* [DATASET]
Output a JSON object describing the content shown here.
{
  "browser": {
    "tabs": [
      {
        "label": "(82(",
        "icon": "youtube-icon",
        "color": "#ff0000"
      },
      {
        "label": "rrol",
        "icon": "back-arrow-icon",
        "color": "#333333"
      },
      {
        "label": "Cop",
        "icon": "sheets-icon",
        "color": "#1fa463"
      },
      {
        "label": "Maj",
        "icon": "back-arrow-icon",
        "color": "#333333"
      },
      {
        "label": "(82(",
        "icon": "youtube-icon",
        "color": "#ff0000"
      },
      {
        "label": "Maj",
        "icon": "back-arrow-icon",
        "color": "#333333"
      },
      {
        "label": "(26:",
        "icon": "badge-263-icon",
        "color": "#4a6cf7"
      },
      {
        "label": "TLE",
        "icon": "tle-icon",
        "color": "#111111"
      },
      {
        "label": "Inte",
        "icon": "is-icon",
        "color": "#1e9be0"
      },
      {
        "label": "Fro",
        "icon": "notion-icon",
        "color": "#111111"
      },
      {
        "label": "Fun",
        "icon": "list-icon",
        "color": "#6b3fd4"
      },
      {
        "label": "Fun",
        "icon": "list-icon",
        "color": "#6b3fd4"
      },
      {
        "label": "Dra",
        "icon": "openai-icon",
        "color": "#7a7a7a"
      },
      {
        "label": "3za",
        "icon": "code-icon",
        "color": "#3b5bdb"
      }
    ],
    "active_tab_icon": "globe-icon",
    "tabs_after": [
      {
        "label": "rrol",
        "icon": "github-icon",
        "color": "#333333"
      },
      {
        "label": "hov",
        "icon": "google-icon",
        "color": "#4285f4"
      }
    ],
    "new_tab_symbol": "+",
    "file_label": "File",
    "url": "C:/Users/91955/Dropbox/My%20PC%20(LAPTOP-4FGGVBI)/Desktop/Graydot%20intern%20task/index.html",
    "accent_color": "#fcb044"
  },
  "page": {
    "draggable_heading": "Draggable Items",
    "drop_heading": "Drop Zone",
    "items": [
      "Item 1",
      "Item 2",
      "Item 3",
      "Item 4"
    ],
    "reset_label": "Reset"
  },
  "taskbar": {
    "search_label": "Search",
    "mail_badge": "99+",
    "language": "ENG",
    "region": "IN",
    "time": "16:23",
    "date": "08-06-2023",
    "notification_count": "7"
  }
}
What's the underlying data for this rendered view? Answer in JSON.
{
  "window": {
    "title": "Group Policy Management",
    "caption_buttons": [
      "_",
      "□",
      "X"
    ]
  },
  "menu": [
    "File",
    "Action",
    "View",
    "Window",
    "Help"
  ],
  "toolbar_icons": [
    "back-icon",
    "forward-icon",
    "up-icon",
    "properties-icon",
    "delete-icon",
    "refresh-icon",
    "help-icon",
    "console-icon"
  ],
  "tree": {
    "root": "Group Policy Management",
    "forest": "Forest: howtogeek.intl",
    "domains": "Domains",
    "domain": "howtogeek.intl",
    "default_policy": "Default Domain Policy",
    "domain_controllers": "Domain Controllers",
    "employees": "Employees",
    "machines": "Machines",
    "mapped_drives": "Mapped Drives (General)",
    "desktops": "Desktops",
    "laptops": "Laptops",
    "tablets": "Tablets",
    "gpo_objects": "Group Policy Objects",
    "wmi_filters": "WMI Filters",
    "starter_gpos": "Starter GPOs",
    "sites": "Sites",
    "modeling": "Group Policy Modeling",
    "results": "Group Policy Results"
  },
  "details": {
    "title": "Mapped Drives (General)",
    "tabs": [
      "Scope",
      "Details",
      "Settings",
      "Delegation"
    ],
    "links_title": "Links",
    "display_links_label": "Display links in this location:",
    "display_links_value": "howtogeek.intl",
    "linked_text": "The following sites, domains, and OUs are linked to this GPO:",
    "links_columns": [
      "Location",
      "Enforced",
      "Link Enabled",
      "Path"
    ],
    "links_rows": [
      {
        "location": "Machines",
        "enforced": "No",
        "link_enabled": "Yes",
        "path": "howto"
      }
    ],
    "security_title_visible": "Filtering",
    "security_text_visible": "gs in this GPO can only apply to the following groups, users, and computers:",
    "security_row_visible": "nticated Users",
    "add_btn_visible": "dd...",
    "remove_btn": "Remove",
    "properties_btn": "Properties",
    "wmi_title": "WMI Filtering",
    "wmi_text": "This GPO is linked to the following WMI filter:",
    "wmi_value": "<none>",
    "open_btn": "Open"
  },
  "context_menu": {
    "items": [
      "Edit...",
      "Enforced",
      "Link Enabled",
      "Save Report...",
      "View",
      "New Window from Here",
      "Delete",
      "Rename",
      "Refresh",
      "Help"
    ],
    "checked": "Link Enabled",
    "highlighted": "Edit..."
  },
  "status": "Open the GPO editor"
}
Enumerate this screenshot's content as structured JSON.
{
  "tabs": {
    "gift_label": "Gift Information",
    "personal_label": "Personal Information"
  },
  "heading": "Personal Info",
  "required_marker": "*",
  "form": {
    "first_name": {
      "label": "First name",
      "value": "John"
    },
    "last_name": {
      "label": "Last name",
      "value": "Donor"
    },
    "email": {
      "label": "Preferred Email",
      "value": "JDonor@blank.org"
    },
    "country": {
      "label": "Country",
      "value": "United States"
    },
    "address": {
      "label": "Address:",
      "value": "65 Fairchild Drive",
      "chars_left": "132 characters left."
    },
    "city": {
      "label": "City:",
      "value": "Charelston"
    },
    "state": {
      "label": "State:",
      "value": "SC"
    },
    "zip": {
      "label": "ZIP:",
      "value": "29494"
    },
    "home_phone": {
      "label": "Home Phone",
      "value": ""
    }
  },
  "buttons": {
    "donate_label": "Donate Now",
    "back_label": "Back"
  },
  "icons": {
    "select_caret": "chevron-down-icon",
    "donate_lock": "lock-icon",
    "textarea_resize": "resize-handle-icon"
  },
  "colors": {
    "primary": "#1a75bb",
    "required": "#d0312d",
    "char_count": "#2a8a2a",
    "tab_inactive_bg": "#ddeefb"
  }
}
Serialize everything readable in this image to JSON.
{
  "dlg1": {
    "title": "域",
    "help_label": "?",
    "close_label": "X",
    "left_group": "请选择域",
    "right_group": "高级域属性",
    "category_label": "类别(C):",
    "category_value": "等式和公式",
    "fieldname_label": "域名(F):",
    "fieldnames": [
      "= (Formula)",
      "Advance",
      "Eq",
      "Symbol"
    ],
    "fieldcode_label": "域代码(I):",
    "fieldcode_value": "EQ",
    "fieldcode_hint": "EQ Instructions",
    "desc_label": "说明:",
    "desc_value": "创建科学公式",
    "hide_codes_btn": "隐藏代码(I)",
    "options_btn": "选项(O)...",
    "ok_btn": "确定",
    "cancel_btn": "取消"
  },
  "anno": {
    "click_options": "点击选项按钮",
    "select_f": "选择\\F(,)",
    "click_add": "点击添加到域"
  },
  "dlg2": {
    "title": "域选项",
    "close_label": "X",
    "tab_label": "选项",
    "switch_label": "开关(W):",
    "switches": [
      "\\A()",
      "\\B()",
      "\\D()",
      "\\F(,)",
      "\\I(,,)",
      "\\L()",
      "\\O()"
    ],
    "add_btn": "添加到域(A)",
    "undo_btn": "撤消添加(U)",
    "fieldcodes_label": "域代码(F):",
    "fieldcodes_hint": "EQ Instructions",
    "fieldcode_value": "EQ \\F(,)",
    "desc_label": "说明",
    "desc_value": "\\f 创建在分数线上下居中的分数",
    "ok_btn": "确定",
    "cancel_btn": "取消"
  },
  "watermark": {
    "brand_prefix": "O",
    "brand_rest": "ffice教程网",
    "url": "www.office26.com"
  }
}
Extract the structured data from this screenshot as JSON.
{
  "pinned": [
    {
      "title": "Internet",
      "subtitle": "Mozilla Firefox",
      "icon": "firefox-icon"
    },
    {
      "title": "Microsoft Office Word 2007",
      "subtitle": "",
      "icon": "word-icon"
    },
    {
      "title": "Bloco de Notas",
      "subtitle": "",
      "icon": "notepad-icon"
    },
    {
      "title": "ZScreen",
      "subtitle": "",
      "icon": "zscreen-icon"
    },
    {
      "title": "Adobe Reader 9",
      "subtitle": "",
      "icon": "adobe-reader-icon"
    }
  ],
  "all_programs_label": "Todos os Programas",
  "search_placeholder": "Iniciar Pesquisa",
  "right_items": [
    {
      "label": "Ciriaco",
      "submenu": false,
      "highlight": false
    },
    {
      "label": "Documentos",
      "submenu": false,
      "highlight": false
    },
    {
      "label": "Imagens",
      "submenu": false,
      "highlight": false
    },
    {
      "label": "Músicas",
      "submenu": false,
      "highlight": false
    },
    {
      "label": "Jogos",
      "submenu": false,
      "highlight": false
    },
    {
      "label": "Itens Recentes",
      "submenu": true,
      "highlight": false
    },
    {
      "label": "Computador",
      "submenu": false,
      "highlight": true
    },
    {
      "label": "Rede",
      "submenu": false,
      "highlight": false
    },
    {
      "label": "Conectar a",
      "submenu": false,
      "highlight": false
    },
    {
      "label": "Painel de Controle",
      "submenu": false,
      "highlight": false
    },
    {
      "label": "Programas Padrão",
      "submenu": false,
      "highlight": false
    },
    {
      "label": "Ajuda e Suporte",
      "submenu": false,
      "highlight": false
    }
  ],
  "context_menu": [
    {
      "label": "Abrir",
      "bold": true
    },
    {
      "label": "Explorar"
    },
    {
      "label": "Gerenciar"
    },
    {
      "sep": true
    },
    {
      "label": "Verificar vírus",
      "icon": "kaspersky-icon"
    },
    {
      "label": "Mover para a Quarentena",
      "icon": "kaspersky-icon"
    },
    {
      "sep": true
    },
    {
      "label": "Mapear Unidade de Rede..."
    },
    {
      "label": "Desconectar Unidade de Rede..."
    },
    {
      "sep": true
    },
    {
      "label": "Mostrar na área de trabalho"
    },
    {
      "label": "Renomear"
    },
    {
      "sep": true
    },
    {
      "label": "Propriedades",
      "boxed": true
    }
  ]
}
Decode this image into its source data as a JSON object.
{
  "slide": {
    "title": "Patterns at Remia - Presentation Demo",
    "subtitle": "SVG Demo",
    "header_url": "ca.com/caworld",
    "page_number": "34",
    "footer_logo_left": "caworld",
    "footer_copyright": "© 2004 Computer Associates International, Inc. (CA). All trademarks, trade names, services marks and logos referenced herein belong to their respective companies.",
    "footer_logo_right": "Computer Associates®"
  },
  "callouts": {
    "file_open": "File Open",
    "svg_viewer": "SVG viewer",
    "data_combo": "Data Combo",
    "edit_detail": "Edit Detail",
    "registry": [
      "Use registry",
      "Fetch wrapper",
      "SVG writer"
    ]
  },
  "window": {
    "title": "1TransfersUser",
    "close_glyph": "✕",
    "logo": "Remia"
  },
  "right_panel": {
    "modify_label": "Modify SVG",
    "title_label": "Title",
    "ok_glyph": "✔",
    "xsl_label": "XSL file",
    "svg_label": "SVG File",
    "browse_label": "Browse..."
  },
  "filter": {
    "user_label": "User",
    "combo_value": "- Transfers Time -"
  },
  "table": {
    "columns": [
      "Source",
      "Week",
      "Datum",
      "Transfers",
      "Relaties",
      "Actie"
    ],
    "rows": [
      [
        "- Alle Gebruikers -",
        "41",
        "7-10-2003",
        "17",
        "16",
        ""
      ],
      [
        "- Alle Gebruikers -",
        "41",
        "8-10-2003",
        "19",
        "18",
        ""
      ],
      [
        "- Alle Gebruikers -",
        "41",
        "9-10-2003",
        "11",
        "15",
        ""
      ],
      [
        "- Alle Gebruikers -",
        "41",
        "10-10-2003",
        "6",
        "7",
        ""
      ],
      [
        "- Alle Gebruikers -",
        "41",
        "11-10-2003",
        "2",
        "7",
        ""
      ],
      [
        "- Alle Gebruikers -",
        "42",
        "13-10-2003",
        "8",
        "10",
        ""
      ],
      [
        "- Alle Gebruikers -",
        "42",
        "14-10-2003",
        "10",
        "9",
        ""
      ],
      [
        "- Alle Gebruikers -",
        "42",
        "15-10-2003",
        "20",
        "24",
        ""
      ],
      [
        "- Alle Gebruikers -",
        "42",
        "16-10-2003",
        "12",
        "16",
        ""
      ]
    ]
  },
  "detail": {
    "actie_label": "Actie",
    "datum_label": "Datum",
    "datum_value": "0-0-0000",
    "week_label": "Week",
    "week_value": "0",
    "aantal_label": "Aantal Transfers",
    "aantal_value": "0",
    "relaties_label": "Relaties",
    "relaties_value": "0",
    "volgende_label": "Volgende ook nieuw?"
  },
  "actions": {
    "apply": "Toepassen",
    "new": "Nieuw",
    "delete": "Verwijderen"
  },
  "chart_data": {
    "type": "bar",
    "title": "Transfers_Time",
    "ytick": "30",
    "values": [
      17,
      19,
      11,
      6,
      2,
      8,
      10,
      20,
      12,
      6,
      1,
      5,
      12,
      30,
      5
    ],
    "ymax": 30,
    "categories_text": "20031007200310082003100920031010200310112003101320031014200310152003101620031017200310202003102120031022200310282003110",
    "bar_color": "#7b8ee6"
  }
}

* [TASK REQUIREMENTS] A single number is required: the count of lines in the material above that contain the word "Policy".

* [YOUR RESPONSE] 6